Justice Antonin Scalia, for example, famously asked whether the government could mandate Americans buy broccoli, since – just as federal attorneys argued all Americans require health care and thus affect the market – we all need to eat, too. Chief Justice Roberts asked about mandating cell phones to dial 911. Justice Samuel Alito asked if people could be forced to buy burial plots, because failing to do so would shift the cost to surviving relatives (much like not purchasing health care shifts costs to those who are covered in the form of higher premiums).
Even Justice Anthony Kennedy, considered a swing vote and possibly the deciding vote in the case, questioned the mandate.
“The reason this is concerning is because it requires the individual to do an affirmative act,” Kennedy said. “And here, the government is saying that the federal government has a duty to tell the individual citizen that it must act.
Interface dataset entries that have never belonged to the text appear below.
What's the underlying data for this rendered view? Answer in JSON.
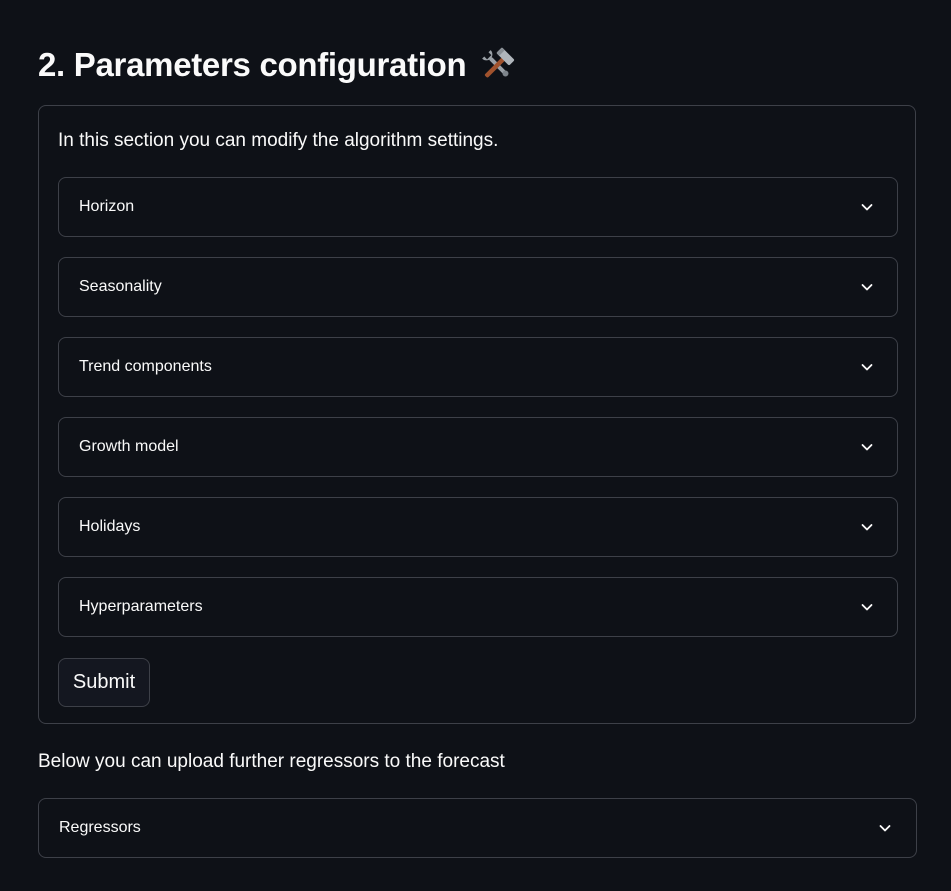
{
  "header": {
    "title": "2. Parameters configuration",
    "title_emoji_icon": "hammer-and-wrench-icon"
  },
  "parameters_form": {
    "intro": "In this section you can modify the algorithm settings.",
    "expanders": [
      {
        "label": "Horizon",
        "icon": "chevron-down-icon"
      },
      {
        "label": "Seasonality",
        "icon": "chevron-down-icon"
      },
      {
        "label": "Trend components",
        "icon": "chevron-down-icon"
      },
      {
        "label": "Growth model",
        "icon": "chevron-down-icon"
      },
      {
        "label": "Holidays",
        "icon": "chevron-down-icon"
      },
      {
        "label": "Hyperparameters",
        "icon": "chevron-down-icon"
      }
    ],
    "submit_label": "Submit"
  },
  "regressors_section": {
    "intro": "Below you can upload further regressors to the forecast",
    "expander_label": "Regressors",
    "icon": "chevron-down-icon"
  },
  "colors": {
    "background": "#0e1117",
    "text": "#fafafa",
    "border": "#3d4048",
    "button_background": "#141720"
  }
}
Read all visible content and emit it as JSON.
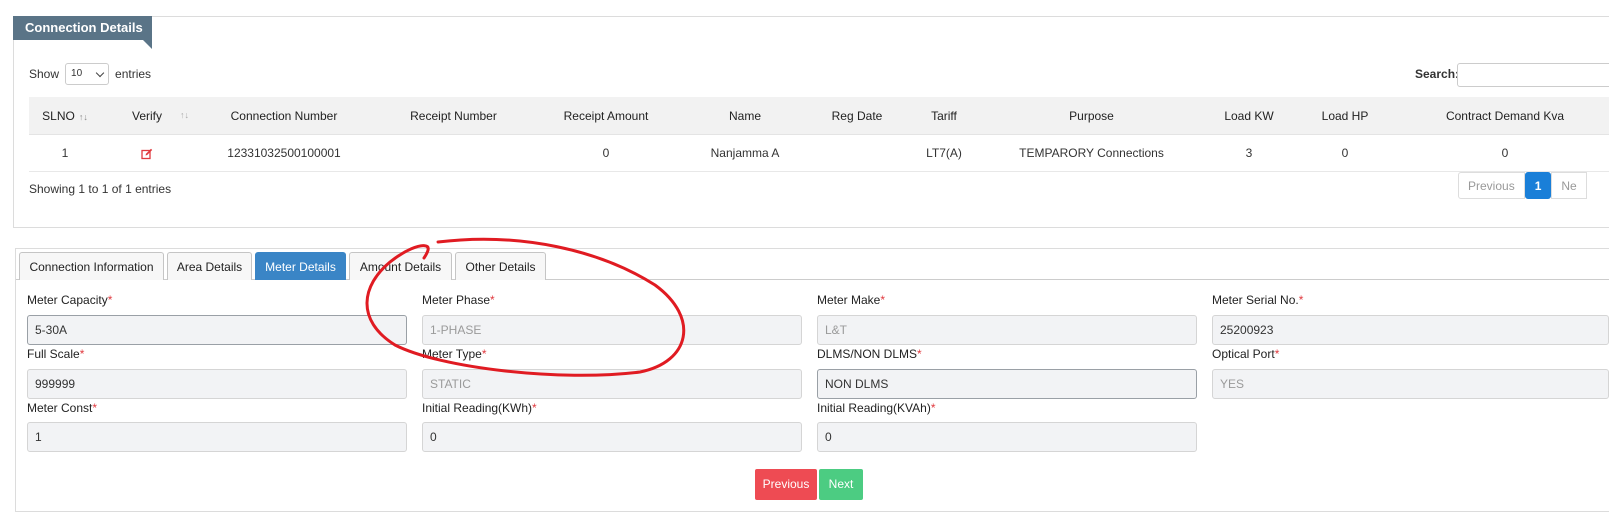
{
  "panel": {
    "title": "Connection Details"
  },
  "length_menu": {
    "show": "Show",
    "value": "10",
    "entries": "entries"
  },
  "search": {
    "label": "Search:"
  },
  "table": {
    "columns": [
      "SLNO",
      "Verify",
      "Connection Number",
      "Receipt Number",
      "Receipt Amount",
      "Name",
      "Reg Date",
      "Tariff",
      "Purpose",
      "Load KW",
      "Load HP",
      "Contract Demand Kva"
    ],
    "rows": [
      {
        "slno": "1",
        "verify_icon": "edit-icon",
        "connection_number": "12331032500100001",
        "receipt_number": "",
        "receipt_amount": "0",
        "name": "Nanjamma A",
        "reg_date": "",
        "tariff": "LT7(A)",
        "purpose": "TEMPARORY Connections",
        "load_kw": "3",
        "load_hp": "0",
        "contract_demand": "0"
      }
    ]
  },
  "info": "Showing 1 to 1 of 1 entries",
  "pagination": {
    "previous": "Previous",
    "current": "1",
    "next": "Ne"
  },
  "tabs": [
    "Connection Information",
    "Area Details",
    "Meter Details",
    "Amount Details",
    "Other Details"
  ],
  "active_tab": "Meter Details",
  "form": {
    "meter_capacity": {
      "label": "Meter Capacity",
      "value": "5-30A"
    },
    "meter_phase": {
      "label": "Meter Phase",
      "value": "1-PHASE"
    },
    "meter_make": {
      "label": "Meter Make",
      "value": "L&T"
    },
    "meter_serial": {
      "label": "Meter Serial No.",
      "value": "25200923"
    },
    "full_scale": {
      "label": "Full Scale",
      "value": "999999"
    },
    "meter_type": {
      "label": "Meter Type",
      "value": "STATIC"
    },
    "dlms": {
      "label": "DLMS/NON DLMS",
      "value": "NON DLMS"
    },
    "optical_port": {
      "label": "Optical Port",
      "value": "YES"
    },
    "meter_const": {
      "label": "Meter Const",
      "value": "1"
    },
    "initial_kwh": {
      "label": "Initial Reading(KWh)",
      "value": "0"
    },
    "initial_kvah": {
      "label": "Initial Reading(KVAh)",
      "value": "0"
    },
    "required_mark": "*"
  },
  "buttons": {
    "previous": "Previous",
    "next": "Next"
  },
  "colors": {
    "accent": "#3a85c6",
    "title_bar": "#5a7487",
    "prev_btn": "#ee4b53",
    "next_btn": "#4ccc82",
    "annotation": "#e01b22"
  }
}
And that is different from what we have in previous cases.”
So forward was the court in questioning the federal government’s reasoning in the case that many pundits and commentators who earlier thought Obamacare would stand easily under Supreme Court scrutiny now wonder if it won’t be a close vote.
President Obama may be feeling the heat too, as he has made several public comments admonishing the court for considering a vote against the law.
“I’m confident that the Supreme Court will not take what would be an unprecedented, extraordinary step of overturning a law that was passed by a strong majority of a democratically elected Congress,” Obama said.
Yet Obama’s “strong majority” (in actuality, 60-39 in the Senate and 219-212 in the House) hasn’t carried over the general public, a majority of which supports repeal of the law.
A Rasmussen telephone survey from last week found 54 percent of likely U.S. voters at least somewhat favor repeal of Obamacare, including 41 percent who strongly favor it. Forty percent are at least somewhat opposed to repeal, with only 25 percent strongly opposed.
As for the Supreme Court’s role in the ongoing controversy, Rasmussen Reports again gives a clue to American sentiment on questions of growing government power, such as opponents of Obamacare would characterize the individual mandate.
“Data released [last week] showed that only 15 percent of voters think the high court puts too many limitations on what the federal government can do. Twice as many (30 percent) believe the Supreme Court does not limit the government enough,” Rasmussen reports. “Forty percent say the balance is about right, while 15 percent more are undecided.”